The Grand Mosque and the cube-shaped Kaaba within it draw Muslims of all types from around the world throughout the year, though numbers increase significantly in the run-up to the hajj. The mosque is Islam’s holiest site to which Muslims face in daily prayers and a central site among the hajj rituals.

Performing the pilgrimage once during one’s lifetime is a duty for all able-bodied adult Muslims. This year’s pilgrimage is expected to start around Sept. 22. Al-Mansouri said the crane, which was being used in construction work at the mosque, struck a circular area around the Kaaba and a nearby walkway.

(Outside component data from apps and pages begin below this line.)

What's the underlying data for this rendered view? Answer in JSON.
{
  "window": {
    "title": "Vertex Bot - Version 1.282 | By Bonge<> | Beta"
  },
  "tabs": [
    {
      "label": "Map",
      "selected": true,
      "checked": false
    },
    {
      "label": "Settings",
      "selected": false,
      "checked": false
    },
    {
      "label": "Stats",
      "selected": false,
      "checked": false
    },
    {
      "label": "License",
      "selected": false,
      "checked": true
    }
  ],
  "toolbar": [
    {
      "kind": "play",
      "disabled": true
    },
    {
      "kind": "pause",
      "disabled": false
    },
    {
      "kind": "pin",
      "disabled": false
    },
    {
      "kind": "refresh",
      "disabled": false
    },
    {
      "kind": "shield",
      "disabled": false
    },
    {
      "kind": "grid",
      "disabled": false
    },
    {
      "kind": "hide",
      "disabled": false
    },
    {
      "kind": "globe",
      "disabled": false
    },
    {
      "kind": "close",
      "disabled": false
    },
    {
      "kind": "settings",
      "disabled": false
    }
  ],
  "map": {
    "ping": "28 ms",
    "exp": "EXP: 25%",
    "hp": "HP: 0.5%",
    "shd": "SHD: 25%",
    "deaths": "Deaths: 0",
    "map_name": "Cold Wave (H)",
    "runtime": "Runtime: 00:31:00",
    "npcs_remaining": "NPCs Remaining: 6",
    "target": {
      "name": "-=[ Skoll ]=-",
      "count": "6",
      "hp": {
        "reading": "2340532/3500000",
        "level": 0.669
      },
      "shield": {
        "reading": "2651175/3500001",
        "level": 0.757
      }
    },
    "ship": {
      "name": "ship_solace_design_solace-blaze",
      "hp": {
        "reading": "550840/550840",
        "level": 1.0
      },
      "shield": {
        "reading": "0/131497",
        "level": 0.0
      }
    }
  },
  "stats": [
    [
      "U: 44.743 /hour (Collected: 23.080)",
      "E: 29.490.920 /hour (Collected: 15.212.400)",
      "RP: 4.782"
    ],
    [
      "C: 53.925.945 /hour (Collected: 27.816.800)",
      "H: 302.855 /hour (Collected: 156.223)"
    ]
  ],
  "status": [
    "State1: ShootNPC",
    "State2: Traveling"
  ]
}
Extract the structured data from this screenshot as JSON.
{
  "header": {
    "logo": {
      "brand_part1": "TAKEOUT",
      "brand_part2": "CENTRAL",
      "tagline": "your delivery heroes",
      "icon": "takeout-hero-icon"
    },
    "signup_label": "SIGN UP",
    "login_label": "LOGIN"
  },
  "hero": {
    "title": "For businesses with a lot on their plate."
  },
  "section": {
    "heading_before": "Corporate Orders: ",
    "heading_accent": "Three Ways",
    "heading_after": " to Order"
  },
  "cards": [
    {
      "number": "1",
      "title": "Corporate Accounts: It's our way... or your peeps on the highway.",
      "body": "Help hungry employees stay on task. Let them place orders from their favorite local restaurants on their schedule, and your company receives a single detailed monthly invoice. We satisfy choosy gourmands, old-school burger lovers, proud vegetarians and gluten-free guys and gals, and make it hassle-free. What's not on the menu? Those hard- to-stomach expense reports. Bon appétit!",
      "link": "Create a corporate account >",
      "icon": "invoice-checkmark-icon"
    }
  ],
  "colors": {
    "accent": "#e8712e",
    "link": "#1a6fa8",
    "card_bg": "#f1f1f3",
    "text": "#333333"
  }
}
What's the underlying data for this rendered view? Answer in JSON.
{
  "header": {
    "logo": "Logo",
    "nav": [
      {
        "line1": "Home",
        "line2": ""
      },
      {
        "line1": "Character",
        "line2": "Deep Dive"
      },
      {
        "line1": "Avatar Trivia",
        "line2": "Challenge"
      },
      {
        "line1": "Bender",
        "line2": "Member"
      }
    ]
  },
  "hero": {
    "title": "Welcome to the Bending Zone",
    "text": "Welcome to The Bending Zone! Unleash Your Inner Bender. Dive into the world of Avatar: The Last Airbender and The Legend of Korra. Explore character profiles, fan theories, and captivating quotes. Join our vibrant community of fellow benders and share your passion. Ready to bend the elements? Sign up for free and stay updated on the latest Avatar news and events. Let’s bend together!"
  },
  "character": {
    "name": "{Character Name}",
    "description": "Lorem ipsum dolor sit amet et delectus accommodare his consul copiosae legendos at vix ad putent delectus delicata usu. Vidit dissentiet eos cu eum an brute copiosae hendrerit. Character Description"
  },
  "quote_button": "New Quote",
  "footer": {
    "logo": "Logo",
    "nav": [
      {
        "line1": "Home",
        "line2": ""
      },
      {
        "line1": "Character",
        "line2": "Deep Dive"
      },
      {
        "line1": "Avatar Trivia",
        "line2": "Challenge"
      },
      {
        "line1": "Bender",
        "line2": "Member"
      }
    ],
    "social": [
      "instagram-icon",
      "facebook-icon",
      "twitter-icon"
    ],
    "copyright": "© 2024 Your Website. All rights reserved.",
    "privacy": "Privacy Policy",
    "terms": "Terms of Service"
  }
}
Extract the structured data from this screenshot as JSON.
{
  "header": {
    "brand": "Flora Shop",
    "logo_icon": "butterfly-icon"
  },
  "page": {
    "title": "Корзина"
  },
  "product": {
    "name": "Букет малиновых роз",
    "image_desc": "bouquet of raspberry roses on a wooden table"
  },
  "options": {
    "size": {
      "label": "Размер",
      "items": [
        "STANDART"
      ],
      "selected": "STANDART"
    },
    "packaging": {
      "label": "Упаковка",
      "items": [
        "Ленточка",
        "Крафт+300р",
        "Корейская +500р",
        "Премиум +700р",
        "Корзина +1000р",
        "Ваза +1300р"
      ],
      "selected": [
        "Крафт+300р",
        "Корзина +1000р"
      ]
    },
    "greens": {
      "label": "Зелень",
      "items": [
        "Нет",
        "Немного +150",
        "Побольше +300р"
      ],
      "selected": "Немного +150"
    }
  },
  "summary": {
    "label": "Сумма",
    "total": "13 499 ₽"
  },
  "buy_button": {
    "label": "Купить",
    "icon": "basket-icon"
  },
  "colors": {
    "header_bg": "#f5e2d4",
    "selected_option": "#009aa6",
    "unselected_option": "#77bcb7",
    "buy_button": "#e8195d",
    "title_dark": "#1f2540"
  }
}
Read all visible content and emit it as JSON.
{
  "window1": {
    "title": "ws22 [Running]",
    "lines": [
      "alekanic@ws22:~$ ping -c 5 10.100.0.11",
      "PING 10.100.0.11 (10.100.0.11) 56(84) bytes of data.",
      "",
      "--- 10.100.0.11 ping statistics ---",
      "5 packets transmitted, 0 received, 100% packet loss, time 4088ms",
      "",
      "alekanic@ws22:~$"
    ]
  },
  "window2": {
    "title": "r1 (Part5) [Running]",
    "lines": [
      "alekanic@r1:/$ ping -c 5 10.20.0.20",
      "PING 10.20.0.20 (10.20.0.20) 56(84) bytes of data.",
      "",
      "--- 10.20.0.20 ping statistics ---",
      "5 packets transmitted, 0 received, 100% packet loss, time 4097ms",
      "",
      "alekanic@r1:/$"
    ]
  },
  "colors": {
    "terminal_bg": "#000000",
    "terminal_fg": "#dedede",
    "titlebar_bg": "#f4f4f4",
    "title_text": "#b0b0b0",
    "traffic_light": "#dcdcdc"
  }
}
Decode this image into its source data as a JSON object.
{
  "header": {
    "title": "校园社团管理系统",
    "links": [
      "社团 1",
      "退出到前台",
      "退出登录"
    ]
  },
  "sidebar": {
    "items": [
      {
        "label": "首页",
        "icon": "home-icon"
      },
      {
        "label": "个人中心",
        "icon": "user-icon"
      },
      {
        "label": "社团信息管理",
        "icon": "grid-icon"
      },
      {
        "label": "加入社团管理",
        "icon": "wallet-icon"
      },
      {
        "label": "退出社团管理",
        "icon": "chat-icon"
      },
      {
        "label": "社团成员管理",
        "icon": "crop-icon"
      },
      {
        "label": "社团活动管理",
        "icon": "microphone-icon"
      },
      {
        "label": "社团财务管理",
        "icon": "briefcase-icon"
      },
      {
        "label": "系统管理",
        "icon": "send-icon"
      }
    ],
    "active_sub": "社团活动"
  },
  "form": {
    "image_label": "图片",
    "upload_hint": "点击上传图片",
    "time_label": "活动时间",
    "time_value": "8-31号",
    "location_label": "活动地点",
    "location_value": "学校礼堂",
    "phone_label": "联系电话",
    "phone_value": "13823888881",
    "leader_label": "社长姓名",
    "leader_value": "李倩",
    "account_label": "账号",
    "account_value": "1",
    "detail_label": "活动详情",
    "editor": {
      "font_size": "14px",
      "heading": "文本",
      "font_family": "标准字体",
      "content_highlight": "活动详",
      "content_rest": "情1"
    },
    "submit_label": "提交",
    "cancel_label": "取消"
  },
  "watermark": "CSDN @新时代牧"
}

Pan-satellite Al-Jazeera Television broadcast footage from inside the mosque compound said to be from the aftermath of the accident, showing the floor strewn with rubble and what appear to be pools of blood.

Another video, on a Twitter posting, captured the apparent moment of the red-and-white crane’s collapse during a heavy rainstorm, with a loud boom, screams and confusion. The governor of the Mecca region, Prince Khalid al-Faisal, quickly called for the formation of a committee to investigate the cause of the accident. He directed all appropriate authorities to provide support for all of those injured, according to a statement from Mecca principality public affairs head Sultan al-Dosari that was carried on SPA.

Other Saudi officials could not immediately be reached or referred queries to the civil defense statements. Several cranes surround the mosque to support an ongoing expansion and other construction work that has transformed the area around the sanctuary.

Steep hills and low-rise traditional buildings that once surrounded the mosque have in recent years given way to shopping malls and luxury hotels — among them the world’s third-tallest building, a giant clock tower that is the centerpiece of the Abraj al-Bait complex.

The construction giant Saudi Binladin Group is leading the mosque expansion and also built the Abraj al-Bait project. The Binladin family has been close to the ruling Al Saud family for decades and oversees major building projects around the country. The Binladen family disowned one of its many members, late al-Qaida leader Osama bin Laden, in the 1990s.

It was not immediately clear who owned the crane that collapsed. During the week of the hajj, Muslims converge on Mecca to perform a series of rituals, including the circling of the cube-shaped Kaaba, praying and holding vigil at Mount Arafat and perform the symbolic stoning of the devil by throwing pebbles at the three pillars in Mina.

Prayers on and around the mount are a climactic emotional and spiritual moment in the hajj. The faithful believe that on that day the gates of heaven are open, prayers are answered and past sins are forgiven.

All male pilgrims, regardless of wealth or status, wear seamless terry white cloths to symbolize equality before God during the hajj. Women cover their hair and wear long loose clothing, forgoing makeup and other adornments to help them detach from worldly pleasures and outward appearances.

It was on Mount Arafat, marked by a white pillar, where Islam’s Prophet Muhammad is believed to have delivered his last sermon to tens of thousands of followers some 1,400 years ago, calling on Muslims to unite.

While following a route that the prophet once walked, the rites are believed to ultimately trace the footsteps of the prophets Ibrahim and Ismail, or Abraham and Ishmael as they are named in the Bible.

The millions of pilgrims who visit the country’s holy sites each year pose a considerable security and logistical challenge for the Saudi government, and large-scale deadly accidents have occurred on a number of occasions in years past.

In 2006, more than 360 pilgrims died in a stampede at the desert plain of Mina, near Mecca. A crush of pilgrims two years earlier left 244 dead. The worst hajj-related tragedy was in 1990, when 1,426 pilgrims died in a stampede in an overcrowded pedestrian tunnel leading to holy sites in Mecca.

Schreck reported from Dubai, United Arab Emirates. Associated Press writers Aya Batrawy in Dubai and Katarina Kratovac in Cairo contributed to this report.